- Create overview tables for product comparisons.
- Label your headings sensibly with h-tags.
- Offer Google short definitions and summaries on specific issues.
- Formulate particular questions in headings. Use questions that a user could ask.
As you can see, there are other options besides structured data to make it easier for users and Google to find information. Therefore, you should not lose sight of these aspects in your efforts for it.
What Formats Are There For Structured Data?
There are various ways to mark up this data type on your website. Google suggests using schema.org for this. All possible variants for marking content with microdata have descriptions there.
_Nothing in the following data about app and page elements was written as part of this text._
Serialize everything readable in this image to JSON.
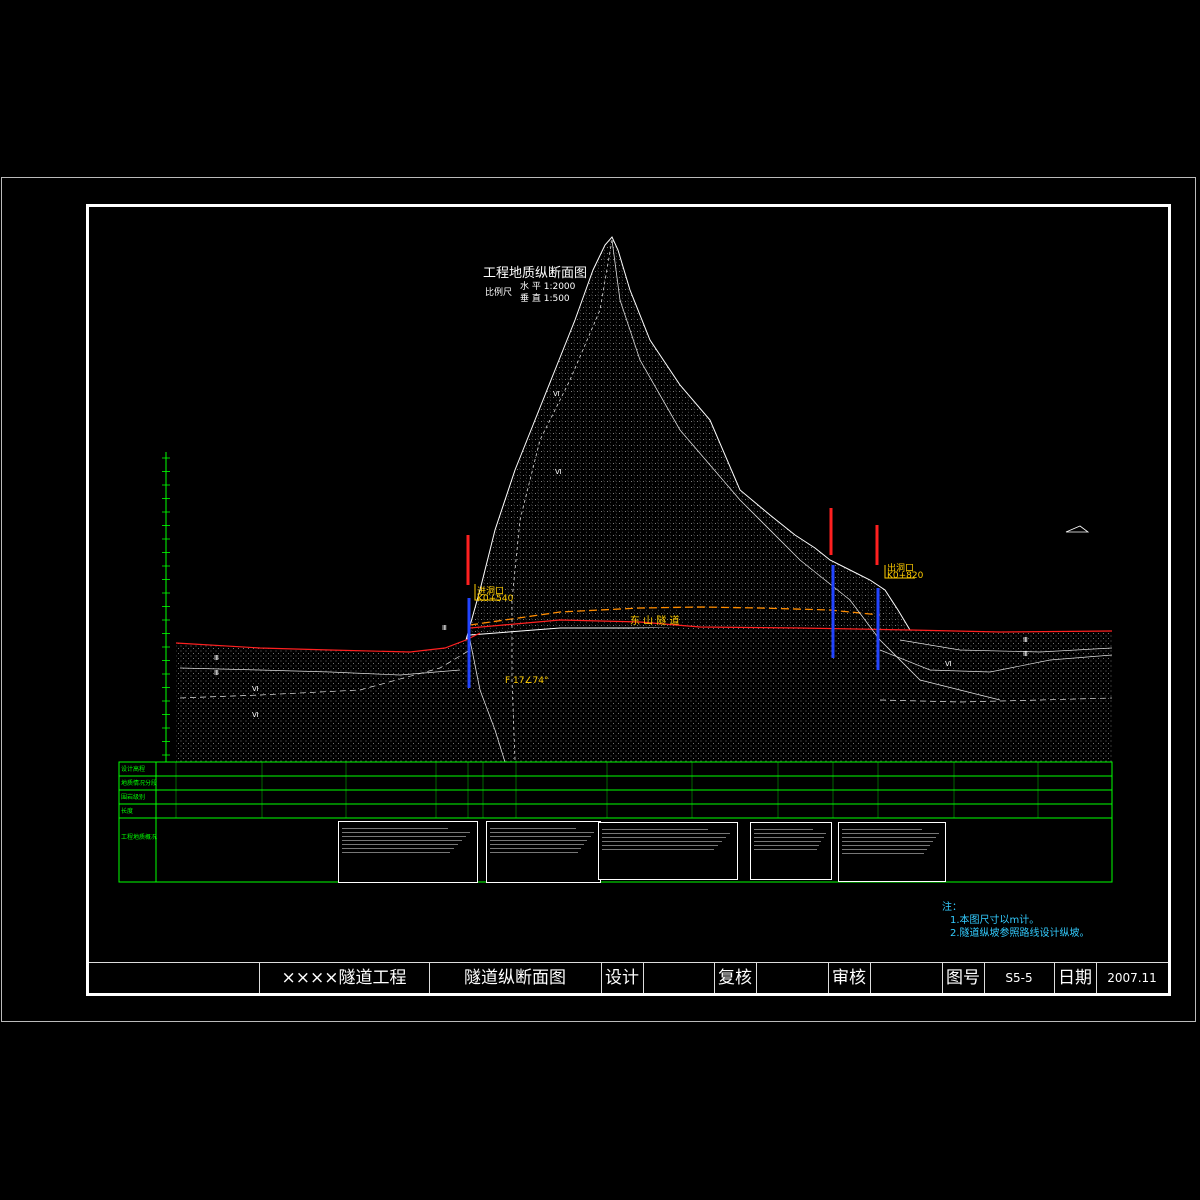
{
  "drawing": {
    "title": "工程地质纵断面图",
    "scale_label": "比例尺",
    "scale_horizontal": "水 平 1:2000",
    "scale_vertical": "垂 直 1:500",
    "tunnel_name": "东 山 隧 道",
    "entrance_label": "进洞口",
    "entrance_station": "K0+540",
    "exit_label": "出洞口",
    "exit_station": "K0+820",
    "fault_label": "F 17∠74°",
    "strata_labels": [
      "Ⅲ",
      "Ⅲ",
      "Ⅵ",
      "Ⅵ",
      "Ⅲ",
      "Ⅵ",
      "Ⅵ",
      "Ⅵ",
      "Ⅲ",
      "Ⅲ"
    ]
  },
  "table_rows": [
    "设计高程",
    "地质情况分段",
    "围岩级别",
    "长度",
    "工程地质概况"
  ],
  "table_row_indices": [
    "1",
    "2",
    "3",
    "4",
    "5"
  ],
  "notes": {
    "heading": "注：",
    "items": [
      "1.本图尺寸以m计。",
      "2.隧道纵坡参照路线设计纵坡。"
    ]
  },
  "title_block": {
    "project": "××××隧道工程",
    "drawing_name": "隧道纵断面图",
    "design_label": "设计",
    "check_label": "复核",
    "review_label": "审核",
    "drawing_no_label": "图号",
    "drawing_no": "S5-5",
    "date_label": "日期",
    "date": "2007.11"
  },
  "colors": {
    "background": "#000000",
    "axis": "#00ff00",
    "ground_line": "#ff2020",
    "tunnel_line": "#ff8000",
    "borehole": "#2244ff",
    "note_text": "#33ccff",
    "label_text": "#ffcc00"
  }
}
However, Google also mentions that Google also uses not all properties described on schema.org.
Google currently supports the following markups: editorial articles, Navigation paths, Books, Carousel display, Company contact, Courses, Critic reviews, Records, Assessment of employers, Events, Fact check, vacancy, Livestream, Local business, logo, media, job, product, Q&A side, recipe, Reviews, Sitelinks with the search field, Software app, Videos.
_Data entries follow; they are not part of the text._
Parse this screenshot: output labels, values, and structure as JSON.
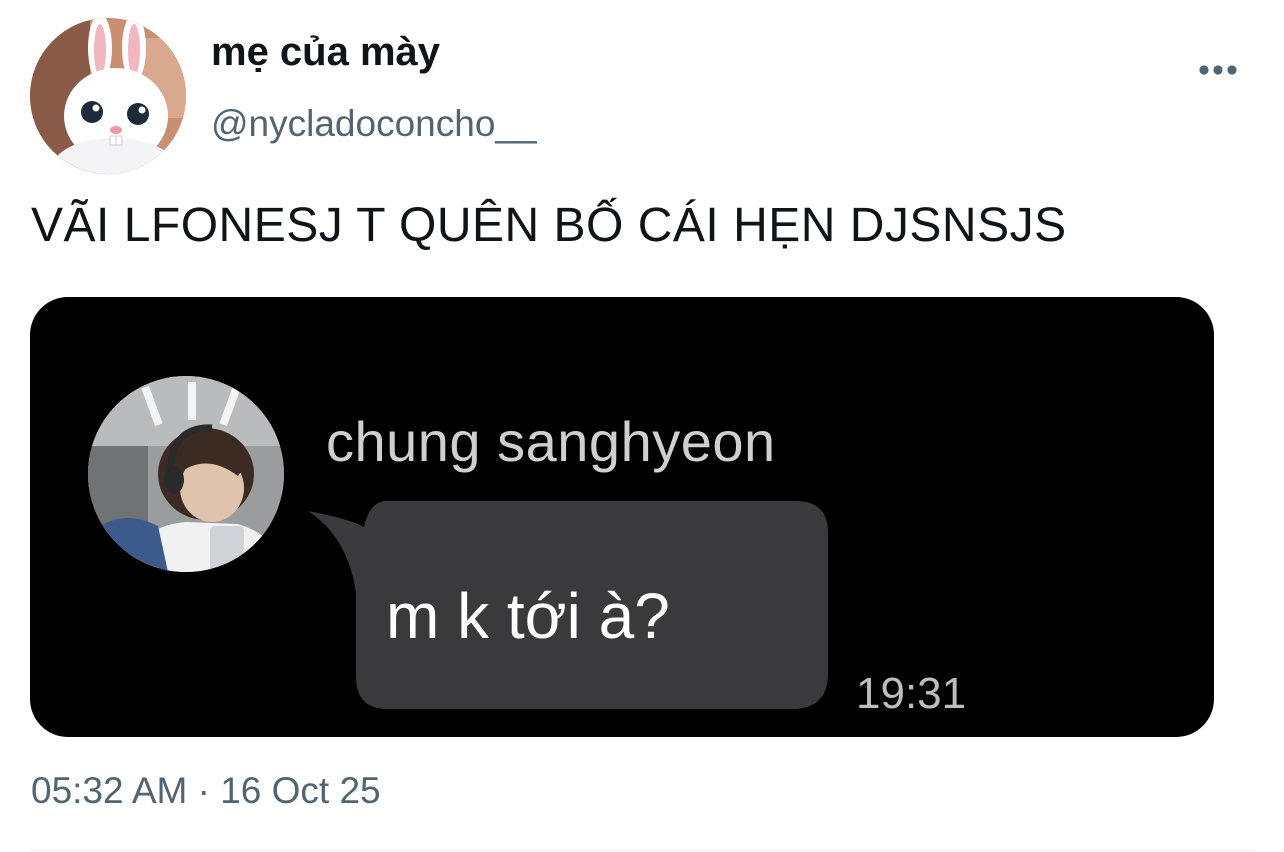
{
  "tweet": {
    "author": {
      "display_name": "mẹ của mày",
      "handle": "@nycladoconcho__"
    },
    "more_icon": "more-horizontal-icon",
    "text": "VÃI LFONESJ T QUÊN BỐ CÁI HẸN DJSNSJS",
    "timestamp": "05:32 AM · 16 Oct 25"
  },
  "screenshot": {
    "sender_name": "chung sanghyeon",
    "message": "m k tới à?",
    "time": "19:31",
    "bubble_color": "#3a3a3c"
  },
  "colors": {
    "text_primary": "#0f1419",
    "text_secondary": "#536471",
    "media_background": "#000000"
  }
}
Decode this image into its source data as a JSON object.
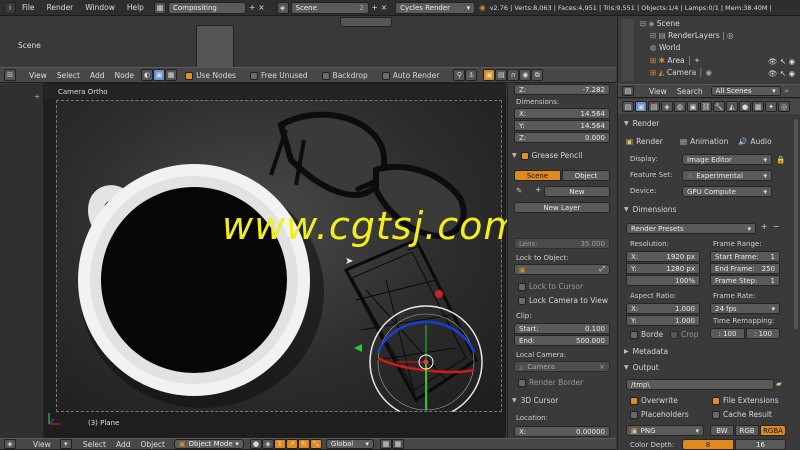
{
  "topbar": {
    "menus": [
      "File",
      "Render",
      "Window",
      "Help"
    ],
    "screen_layout": "Compositing",
    "scene": "Scene",
    "scene_number": "2",
    "engine": "Cycles Render",
    "stats": "v2.76 | Verts:8,063 | Faces:4,951 | Tris:9,551 | Objects:1/4 | Lamps:0/1 | Mem:38.40M |"
  },
  "upper_area": {
    "label": "Scene"
  },
  "node_header": {
    "menus": [
      "View",
      "Select",
      "Add",
      "Node"
    ],
    "use_nodes": "Use Nodes",
    "free_unused": "Free Unused",
    "backdrop": "Backdrop",
    "auto_render": "Auto Render"
  },
  "outliner": {
    "items": [
      "Scene",
      "RenderLayers",
      "World",
      "Area",
      "Camera"
    ]
  },
  "viewport": {
    "mode_label": "Camera Ortho",
    "object_label": "(3) Plane",
    "watermark": "www.cgtsj.com"
  },
  "bottom_bar": {
    "menus": [
      "View",
      "Select",
      "Add",
      "Object"
    ],
    "mode": "Object Mode",
    "pivot": "Global"
  },
  "n_panel": {
    "z_top": {
      "label": "Z:",
      "value": "-7.282"
    },
    "dimensions": {
      "title": "Dimensions:",
      "x": {
        "label": "X:",
        "value": "14.564"
      },
      "y": {
        "label": "Y:",
        "value": "14.564"
      },
      "z": {
        "label": "Z:",
        "value": "0.000"
      }
    },
    "grease_pencil": {
      "title": "Grease Pencil",
      "tab_scene": "Scene",
      "tab_object": "Object",
      "new": "New",
      "new_layer": "New Layer"
    },
    "lens": {
      "label": "Lens:",
      "value": "35.000"
    },
    "lock_to_object": "Lock to Object:",
    "lock_to_cursor": "Lock to Cursor",
    "lock_camera_to_view": "Lock Camera to View",
    "clip": {
      "title": "Clip:",
      "start": {
        "label": "Start:",
        "value": "0.100"
      },
      "end": {
        "label": "End:",
        "value": "500.000"
      }
    },
    "local_camera": {
      "title": "Local Camera:",
      "value": "Camera"
    },
    "render_border": "Render Border",
    "cursor": {
      "title": "3D Cursor",
      "location": "Location:",
      "x": {
        "label": "X:",
        "value": "0.00000"
      }
    }
  },
  "properties": {
    "header": {
      "view": "View",
      "search": "Search",
      "filter": "All Scenes"
    },
    "render": {
      "title": "Render",
      "btn_render": "Render",
      "btn_animation": "Animation",
      "btn_audio": "Audio",
      "display_label": "Display:",
      "display_value": "Image Editor",
      "feature_label": "Feature Set:",
      "feature_value": "Experimental",
      "device_label": "Device:",
      "device_value": "GPU Compute"
    },
    "dimensions": {
      "title": "Dimensions",
      "presets": "Render Presets",
      "resolution": "Resolution:",
      "res_x": {
        "label": "X:",
        "value": "1920 px"
      },
      "res_y": {
        "label": "Y:",
        "value": "1280 px"
      },
      "res_pct": "100%",
      "frame_range": "Frame Range:",
      "start_frame": {
        "label": "Start Frame:",
        "value": "1"
      },
      "end_frame": {
        "label": "End Frame:",
        "value": "250"
      },
      "frame_step": {
        "label": "Frame Step:",
        "value": "1"
      },
      "aspect": "Aspect Ratio:",
      "asp_x": {
        "label": "X:",
        "value": "1.000"
      },
      "asp_y": {
        "label": "Y:",
        "value": "1.000"
      },
      "frame_rate": "Frame Rate:",
      "fps": "24 fps",
      "time_remap": "Time Remapping:",
      "remap_old": ": 100",
      "remap_new": ": 100",
      "border": "Borde",
      "crop": "Crop"
    },
    "metadata": {
      "title": "Metadata"
    },
    "output": {
      "title": "Output",
      "path": "/tmp\\",
      "overwrite": "Overwrite",
      "file_extensions": "File Extensions",
      "placeholders": "Placeholders",
      "cache_result": "Cache Result",
      "format": "PNG",
      "bw": "BW",
      "rgb": "RGB",
      "rgba": "RGBA",
      "color_depth": "Color Depth:",
      "depth_8": "8",
      "depth_16": "16"
    }
  },
  "colors": {
    "accent": "#e08a1e",
    "watermark": "#f2ee1a",
    "panel": "#3a3a3a",
    "header": "#474747"
  }
}
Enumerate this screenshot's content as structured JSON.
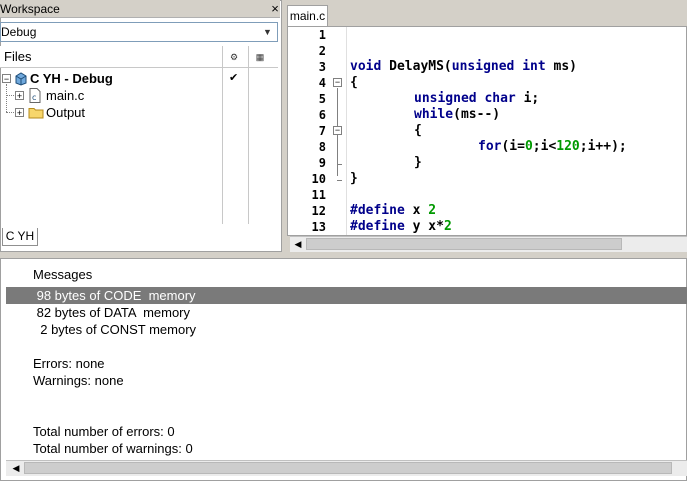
{
  "workspace": {
    "title": "Workspace",
    "close_glyph": "×",
    "configuration": "Debug",
    "files_header": "Files",
    "col_icon1": "⚙",
    "col_icon2": "▦",
    "project": {
      "name": "C YH - Debug",
      "check": "✔"
    },
    "items": [
      {
        "label": "main.c",
        "icon": "c-file-icon"
      },
      {
        "label": "Output",
        "icon": "folder-icon"
      }
    ],
    "tab": "C YH"
  },
  "editor": {
    "tab": "main.c",
    "line_numbers": [
      "1",
      "2",
      "3",
      "4",
      "5",
      "6",
      "7",
      "8",
      "9",
      "10",
      "11",
      "12",
      "13"
    ],
    "lines": {
      "l3": {
        "kw1": "void",
        "t1": " DelayMS(",
        "kw2": "unsigned",
        "t2": " ",
        "kw3": "int",
        "t3": " ms)"
      },
      "l4": "{",
      "l5": {
        "kw1": "unsigned",
        "t1": " ",
        "kw2": "char",
        "t2": " i;"
      },
      "l6": {
        "kw1": "while",
        "t1": "(ms--)"
      },
      "l7": "{",
      "l8": {
        "kw1": "for",
        "t1": "(i=",
        "n1": "0",
        "t2": ";i<",
        "n2": "120",
        "t3": ";i++);"
      },
      "l9": "}",
      "l10": "}",
      "l12": {
        "kw1": "#define",
        "t1": " x ",
        "n1": "2"
      },
      "l13": {
        "kw1": "#define",
        "t1": " y x*",
        "n1": "2"
      }
    }
  },
  "messages": {
    "header": "Messages",
    "rows": [
      " 98 bytes of CODE  memory",
      " 82 bytes of DATA  memory",
      "  2 bytes of CONST memory",
      "Errors: none",
      "Warnings: none",
      "Total number of errors: 0",
      "Total number of warnings: 0"
    ]
  },
  "colors": {
    "keyword": "#00008b",
    "number": "#009900",
    "selection": "#7a7a7a"
  }
}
Google supports the following formats:
Microdata: Microdata is HTML elements that can mark the visible text of a website. The elements always refer to a so-called “Type,” which in turn contains various “Properties.”
RDFa: This format is an extension of HTML 5. The HTML attributes are added to the visible text elements.
Usage For e-Commerce Websites
If you run an online shop, you should use structured data for products. You can use it to mark ratings as well as prices, price ranges, and availability. It is, of course, essential that the products also receive ratings. Therefore, you should provide evaluation options in advance.
Google can now also display this data in Google image search. With markup, you increase the chances of your products’ click rate on there.
Structured Data For Local SEO
Structured data is particularly useful for local companies. Google can then use this data in Google Maps and web searches. It is vital that you observe the NAP rule and always give the company name, address, and telephone number in the same way.
To make Google search results use your structured data, you must follow specific guidelines. Anyone who violates Google guidelines and uses the data for spam purposes risks losing rankings.
- Use RDFa, Microdata, or JSON-LD to mark structured data.
- Let Googlebot crawl your data. Therefore, make sure that the robots.txt or a no-index tag does not delay the crawling.
- Make sure that the content you have awarded is up-to-date and correct.
- Consider the general webmaster guidelines.
- Do not post fake reviews or ratings.
- Do not mark any illegal content.
- Use all the required properties.
- If possible, use all recommended properties.
- Try to use the most suitable type and property names from schema.org for your content.
- If you mark pictures, they must be crawlable and indexable.
- If you mark elements in lists, all other elements must be marked with markup.
- You can find a detailed overview of the guidelines for this data type from Google here.
Structured data is the data type that AI can understand and use. Addresses, credit card numbers, location, etc. are structured data examples.
We store structured data in well-defined schemas such as Databases. We use SQL (Structured Query language) to manage the structured data in databases.
Unstructured data is the data type that AI cannot collect and create schemas about. They do not mean anything for SEO because you can not list them for meaningful purposes. E-mails, presentations, spreadsheets, etc. are in this category.
With structured data, you can sustainably improve your presence in the Google SERPs and make it more attractive for users. For this purpose, you should mark relevant data with markup. For all the awards, don’t forget the basic SEO rules. Because this data type only make sense if the content is up-to-date and offers users extra value. But if that is the case, structured data is the freestyle for your OnPage optimization!
Thanks for reading this article. We hope it helps you grow your SEO knowledge. If you want to check other SEO-related blog posts of Dopinger, click here. If you want to learn more about Structured data, check this video out by Yoast: